“Since the time of the incident I hear Rania’s voice all the time,” she continued. “I used to consult her on everything. Whenever I used to get angry she would calm me down.

“I still write to her and talk to her even though she’s departed. I miss hearing her voice.”

Rania’s daughter, Fethia, who was called “Foufou” by her family, “had a strong personality and seemed more like a mum even though she was very young”, Ms Ibrahim told the hearing.

She described months of anguish following the fire and said her search for the truth was not over.

“After that night came a cruel tale of false hope and rumour,” she said.

“To this day, the questions remain in my mind and plague me about what exactly happened – it is very important for me to take part in this process of questioning, to find out the truth.

“I cannot lay them to rest yet.”

The inquiry also heard on Tuesday from Nicholas Burton, whose wife Maria del Pilar Burton is considered the 72nd victim of the fire.

Ms Burton, who was known as “Pily”, had dementia and was too frail to flee their home when the blaze engulfed the building.

The couple were eventually rescued, but Ms Burton’s condition deteriorated badly following the blaze, her husband of 34 years said.

“Her body was cut and bruised all over,” he told the hearing. “The trauma had a terrible effect on her dementia and she was very distressed.”

“How do you explain what had happened to a person in her condition? That our house had gone. Our dog had gone. Our good friends and neighbours may have passed and many friends were missing. That her parents’ ashes, which we had kept in the flat, had gone,” he said.

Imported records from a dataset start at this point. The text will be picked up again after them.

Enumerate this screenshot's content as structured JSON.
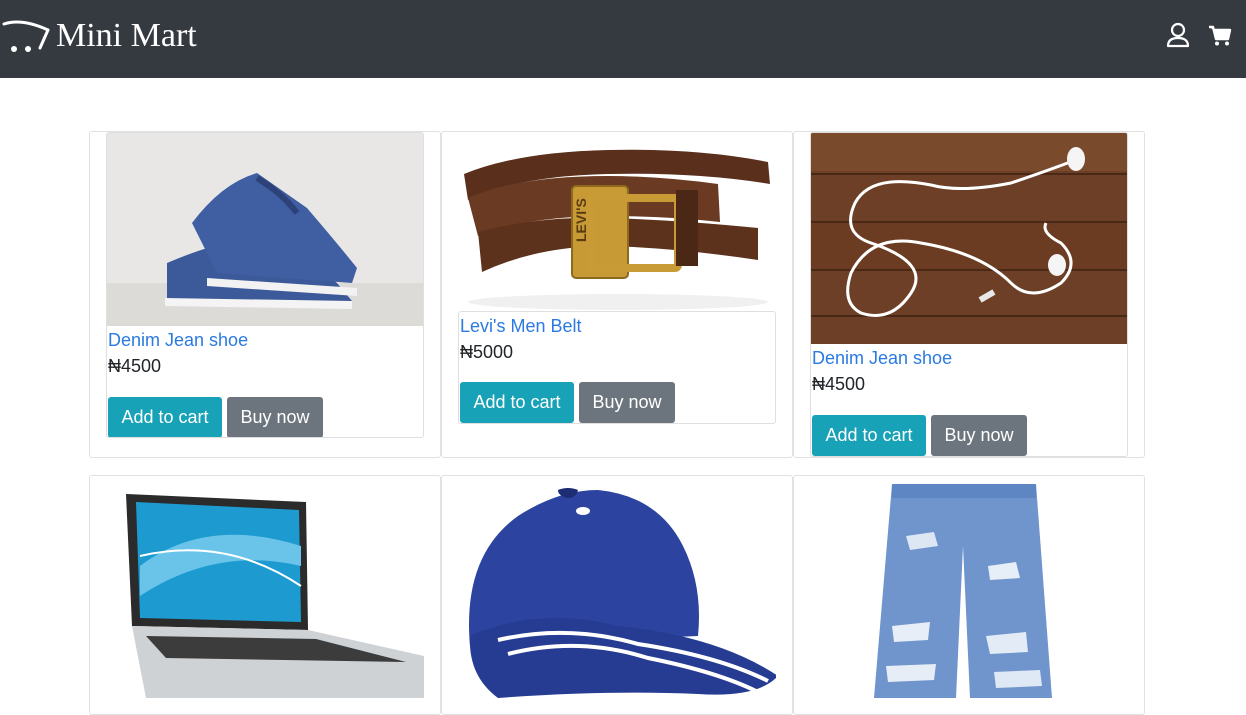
{
  "brand": {
    "name": "Mini Mart"
  },
  "navbar": {
    "user_icon": "user-icon",
    "cart_icon": "shopping-cart-icon"
  },
  "products": [
    {
      "name": "Denim Jean shoe",
      "price": "₦4500",
      "add_label": "Add to cart",
      "buy_label": "Buy now",
      "image": "blue-canvas-shoe"
    },
    {
      "name": "Levi's Men Belt",
      "price": "₦5000",
      "add_label": "Add to cart",
      "buy_label": "Buy now",
      "image": "brown-leather-belt"
    },
    {
      "name": "Denim Jean shoe",
      "price": "₦4500",
      "add_label": "Add to cart",
      "buy_label": "Buy now",
      "image": "white-earphones"
    },
    {
      "name": "",
      "price": "",
      "image": "laptop"
    },
    {
      "name": "",
      "price": "",
      "image": "blue-cap"
    },
    {
      "name": "",
      "price": "",
      "image": "ripped-jeans"
    }
  ],
  "colors": {
    "navbar": "#343a40",
    "primary_btn": "#17a2b8",
    "secondary_btn": "#6c757d",
    "link": "#2a7ae2"
  }
}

Mr Burton needed surgery after the fire due to an enlarged heart. His wife’s condition had worsened by the time he recovered and she suffered a stroke in January. She never recovered, and died on 29 January, he told the hearing.

“She was a unique, beautiful, exceptional person until this tragedy had taken it away. It took away her dignity and everything we had in this world,” he said.

“And let me tell you, no matter what indignities my wife had to suffer, my Pily was perfect.”

The mother of another victim on Tuesday described her guilt over encouraging her to move into the council block.

Debbie Lamprell, 45, worked as a member of front of house staff at Opera Holland Park (OHP).

In a statement read out by OHP colleague Michael Volpe, her mother Miriam said her daughter was popular and always had a smile on her face.

Miriam’s neighbours could tell when the 45-year-old had come to visit since they could hear laughter coming from the flat, she said.

When her daughter moved out as a young professional she was concerned about the bedsits she was living in.

“The conditions weren’t good and I used to badger her to put her name down with the council to get her somewhere proper to live, somewhere safe and decent,” her mother said.

“Of course it feels terrible to have done that now because she was given the flat in Grenfell.”

The night she died she sent a text to say she was safe at home, her mother said, which read: “I’ve got in mum, all’s well, goodnight, god bless.”

She continued: “I went to bed and I got up in the morning and I didn’t have a daughter.”

Tuesday featured more tributes to Mary Mendy and young artist Khadija Saye, who were also commemorated on the first day of the inquiry.

Poems dedicated to the mother and daughter in which the family demanded justice were read aloud during the presentation.

Relative Ambrose Mendy told the hearing Grenfell Tower stood as “a timely reminder of man’s inhumanity to man”.

The family then presented the chair of the inquiry, Sir Martin Moore-Bick, with a painting of the tower to remind him to “work until the truth is laid bare”.

Personal tributes from bereaved relatives and friends of Grenfell Tower victims will continue into next week, before the formal evidence hearings begin.